Narco cop flays US on Afghan drug trade issue
MOSCOW: Moscow’s top anti-drug cop slammed Washington today over US policies on opium production in Afghanistan, news agencies reported, amid concern over a deadly wave of heroin use in Russia.
“US statements on its refusal to eradicate opium plantations ... sound like a solid guarantee of impunity for drug producers,” Viktor Ivanov, head of Russia’s Federal Narcotics Control Service, was quoted as saying.
After taking office last
year, US President Barack Obama made a major
policy shift by ending a military drive to destroy poppies, believing it alienated Afghanistan’s poorest who only grew the crop to make money. But the shift upset Moscow, which says some 30,000 Russians died in 2009 because of their consumption of Afghan heroin.
Ivanov also blasted
NATO for targeting poppy growers linked to the Taliban insurgency, deriding their production as a tiny fraction of the total opium produced in Afghanistan.
“NATO commanders have focussed their efforts solely on battling these producers, who are in the minority, while generously leaving the task of fighting the other 99 per cent to Afghan regional authorities,” he said.
War-ravaged Afghanistan is the world’s largest producer of heroin. In 2009 the potential gross export value of opium from the country was $2.8 billion, according to the UN drugs agency.

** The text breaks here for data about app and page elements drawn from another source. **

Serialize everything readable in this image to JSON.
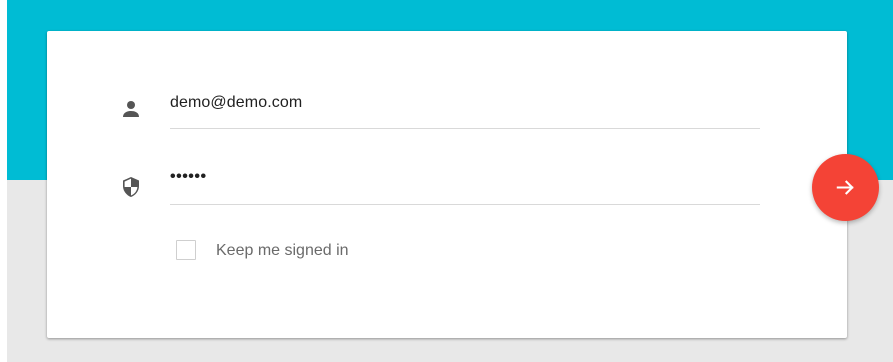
{
  "login_form": {
    "email": {
      "icon": "person-icon",
      "value": "demo@demo.com"
    },
    "password": {
      "icon": "shield-icon",
      "value_masked": "••••••"
    },
    "remember_me": {
      "label": "Keep me signed in",
      "checked": false
    },
    "submit": {
      "icon": "arrow-right-icon"
    }
  },
  "colors": {
    "banner": "#00bcd4",
    "background": "#e8e8e8",
    "card": "#ffffff",
    "submit_button": "#f44336",
    "icon": "#555555"
  }
}
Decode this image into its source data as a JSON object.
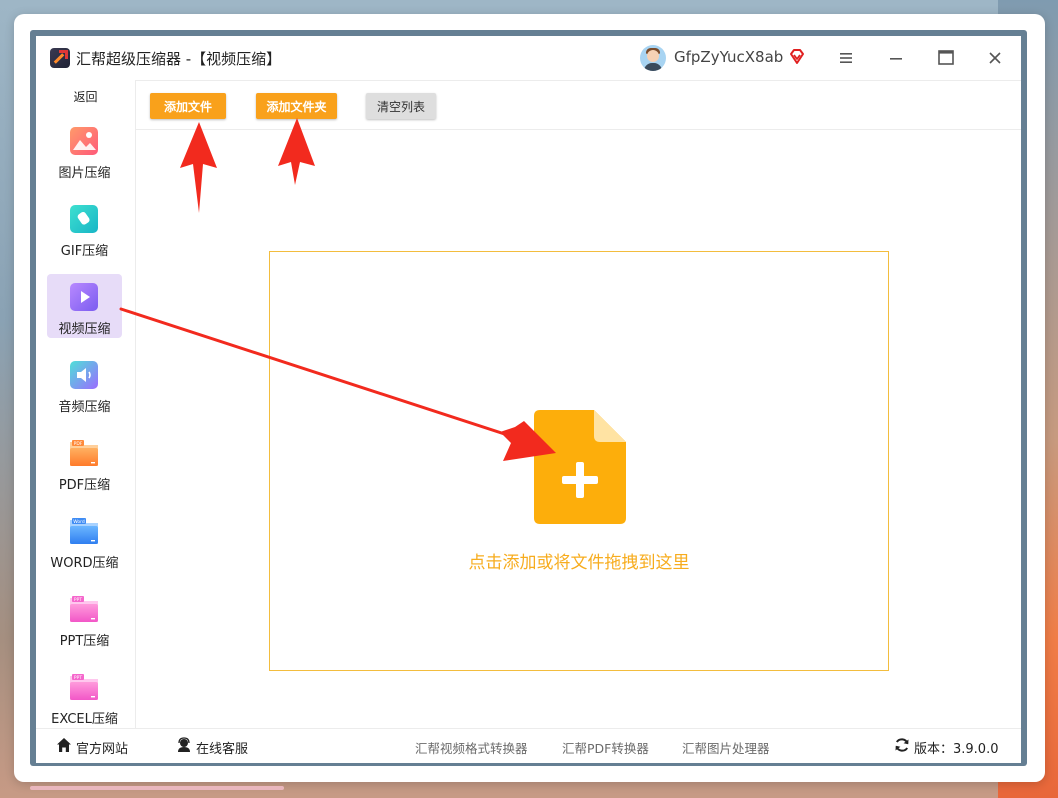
{
  "window": {
    "title": "汇帮超级压缩器  -【视频压缩】",
    "username": "GfpZyYucX8ab",
    "controls": [
      "menu-icon",
      "minimize-icon",
      "maximize-icon",
      "close-icon"
    ]
  },
  "sidebar": {
    "back_label": "返回",
    "items": [
      {
        "label": "图片压缩",
        "icon": "image-icon",
        "active": false
      },
      {
        "label": "GIF压缩",
        "icon": "gif-icon",
        "active": false
      },
      {
        "label": "视频压缩",
        "icon": "video-icon",
        "active": true
      },
      {
        "label": "音频压缩",
        "icon": "audio-icon",
        "active": false
      },
      {
        "label": "PDF压缩",
        "icon": "pdf-folder-icon",
        "active": false
      },
      {
        "label": "WORD压缩",
        "icon": "word-folder-icon",
        "active": false
      },
      {
        "label": "PPT压缩",
        "icon": "ppt-folder-icon",
        "active": false
      },
      {
        "label": "EXCEL压缩",
        "icon": "excel-folder-icon",
        "active": false
      }
    ]
  },
  "toolbar": {
    "add_file_label": "添加文件",
    "add_folder_label": "添加文件夹",
    "clear_label": "清空列表"
  },
  "dropzone": {
    "hint": "点击添加或将文件拖拽到这里"
  },
  "footer": {
    "website_label": "官方网站",
    "service_label": "在线客服",
    "links": [
      "汇帮视频格式转换器",
      "汇帮PDF转换器",
      "汇帮图片处理器"
    ],
    "version_label": "版本：3.9.0.0"
  },
  "colors": {
    "accent_orange": "#f9a11b",
    "dropzone_border": "#f3bd3e",
    "active_nav_bg": "#e7dcf8",
    "frame": "#657f93",
    "annotation_arrow": "#f22a1e"
  }
}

Much of that heroin is smuggled through Central Asia into Russia and on to Europe, contributing to Russia’s drug epidemic. Some 90 per cent of heroin consumed in Russia had Afghan origins, Ivanov said.
Ivanov also claimed that Russia’s arch-foe Georgia was a key smuggling
route for Afghan heroin, calling the Georgian ports of Batumi and Poti and the city of Kobuleti major drug-trafficking centres.